Could you restate all of the entries, word for word?

=== Entries supplied ===

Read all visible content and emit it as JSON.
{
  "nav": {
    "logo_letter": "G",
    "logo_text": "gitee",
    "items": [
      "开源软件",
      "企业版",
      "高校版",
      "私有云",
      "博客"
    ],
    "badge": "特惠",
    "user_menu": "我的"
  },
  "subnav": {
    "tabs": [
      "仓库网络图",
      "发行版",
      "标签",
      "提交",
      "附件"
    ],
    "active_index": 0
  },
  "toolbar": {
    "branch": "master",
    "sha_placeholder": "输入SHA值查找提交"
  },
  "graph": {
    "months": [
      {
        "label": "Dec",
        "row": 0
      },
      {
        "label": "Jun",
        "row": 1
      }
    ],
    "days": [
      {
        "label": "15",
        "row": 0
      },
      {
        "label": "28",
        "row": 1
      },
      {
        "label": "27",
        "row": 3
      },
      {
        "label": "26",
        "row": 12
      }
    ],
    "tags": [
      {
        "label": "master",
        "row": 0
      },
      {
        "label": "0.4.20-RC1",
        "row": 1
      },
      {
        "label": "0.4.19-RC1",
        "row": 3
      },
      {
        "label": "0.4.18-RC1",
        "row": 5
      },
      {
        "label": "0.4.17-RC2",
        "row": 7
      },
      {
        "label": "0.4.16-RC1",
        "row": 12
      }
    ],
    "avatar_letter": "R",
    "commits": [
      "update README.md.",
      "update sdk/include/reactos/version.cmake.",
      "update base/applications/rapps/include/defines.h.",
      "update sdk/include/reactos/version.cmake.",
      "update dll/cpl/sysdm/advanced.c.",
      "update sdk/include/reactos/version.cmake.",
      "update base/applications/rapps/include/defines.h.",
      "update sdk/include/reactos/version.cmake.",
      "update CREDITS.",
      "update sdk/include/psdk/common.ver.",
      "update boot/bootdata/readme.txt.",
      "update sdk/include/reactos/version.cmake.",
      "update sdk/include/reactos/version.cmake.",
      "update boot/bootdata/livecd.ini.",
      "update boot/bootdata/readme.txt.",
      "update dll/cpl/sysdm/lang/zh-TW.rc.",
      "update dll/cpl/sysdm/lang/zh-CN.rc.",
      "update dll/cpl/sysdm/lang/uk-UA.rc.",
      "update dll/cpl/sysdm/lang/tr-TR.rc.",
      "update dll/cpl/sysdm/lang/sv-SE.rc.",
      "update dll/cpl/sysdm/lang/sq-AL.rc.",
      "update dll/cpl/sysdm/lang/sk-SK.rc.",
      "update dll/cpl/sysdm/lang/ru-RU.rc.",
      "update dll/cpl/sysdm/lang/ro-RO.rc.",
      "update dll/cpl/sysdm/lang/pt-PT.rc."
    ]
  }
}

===

Exercise response:
Read all visible content and emit it as JSON.
{
  "nav": {
    "logo_letter": "G",
    "logo_text": "gitee",
    "items": [
      "开源软件",
      "企业版",
      "高校版",
      "私有云",
      "博客"
    ],
    "badge": "特惠",
    "user_menu": "我的"
  },
  "subnav": {
    "tabs": [
      "仓库网络图",
      "发行版",
      "标签",
      "提交",
      "附件"
    ],
    "active_index": 0
  },
  "toolbar": {
    "branch": "master",
    "sha_placeholder": "输入SHA值查找提交"
  },
  "graph": {
    "months": [
      {
        "label": "Dec",
        "row": 0
      },
      {
        "label": "Jun",
        "row": 1
      }
    ],
    "days": [
      {
        "label": "15",
        "row": 0
      },
      {
        "label": "28",
        "row": 1
      },
      {
        "label": "27",
        "row": 3
      },
      {
        "label": "26",
        "row": 12
      }
    ],
    "tags": [
      {
        "label": "master",
        "row": 0
      },
      {
        "label": "0.4.20-RC1",
        "row": 1
      },
      {
        "label": "0.4.19-RC1",
        "row": 3
      },
      {
        "label": "0.4.18-RC1",
        "row": 5
      },
      {
        "label": "0.4.17-RC2",
        "row": 7
      },
      {
        "label": "0.4.16-RC1",
        "row": 12
      }
    ],
    "avatar_letter": "R",
    "commits": [
      "update README.md.",
      "update sdk/include/reactos/version.cmake.",
      "update base/applications/rapps/include/defines.h.",
      "update sdk/include/reactos/version.cmake.",
      "update dll/cpl/sysdm/advanced.c.",
      "update sdk/include/reactos/version.cmake.",
      "update base/applications/rapps/include/defines.h.",
      "update sdk/include/reactos/version.cmake.",
      "update CREDITS.",
      "update sdk/include/psdk/common.ver.",
      "update boot/bootdata/readme.txt.",
      "update sdk/include/reactos/version.cmake.",
      "update sdk/include/reactos/version.cmake.",
      "update boot/bootdata/livecd.ini.",
      "update boot/bootdata/readme.txt.",
      "update dll/cpl/sysdm/lang/zh-TW.rc.",
      "update dll/cpl/sysdm/lang/zh-CN.rc.",
      "update dll/cpl/sysdm/lang/uk-UA.rc.",
      "update dll/cpl/sysdm/lang/tr-TR.rc.",
      "update dll/cpl/sysdm/lang/sv-SE.rc.",
      "update dll/cpl/sysdm/lang/sq-AL.rc.",
      "update dll/cpl/sysdm/lang/sk-SK.rc.",
      "update dll/cpl/sysdm/lang/ru-RU.rc.",
      "update dll/cpl/sysdm/lang/ro-RO.rc.",
      "update dll/cpl/sysdm/lang/pt-PT.rc."
    ]
  }
}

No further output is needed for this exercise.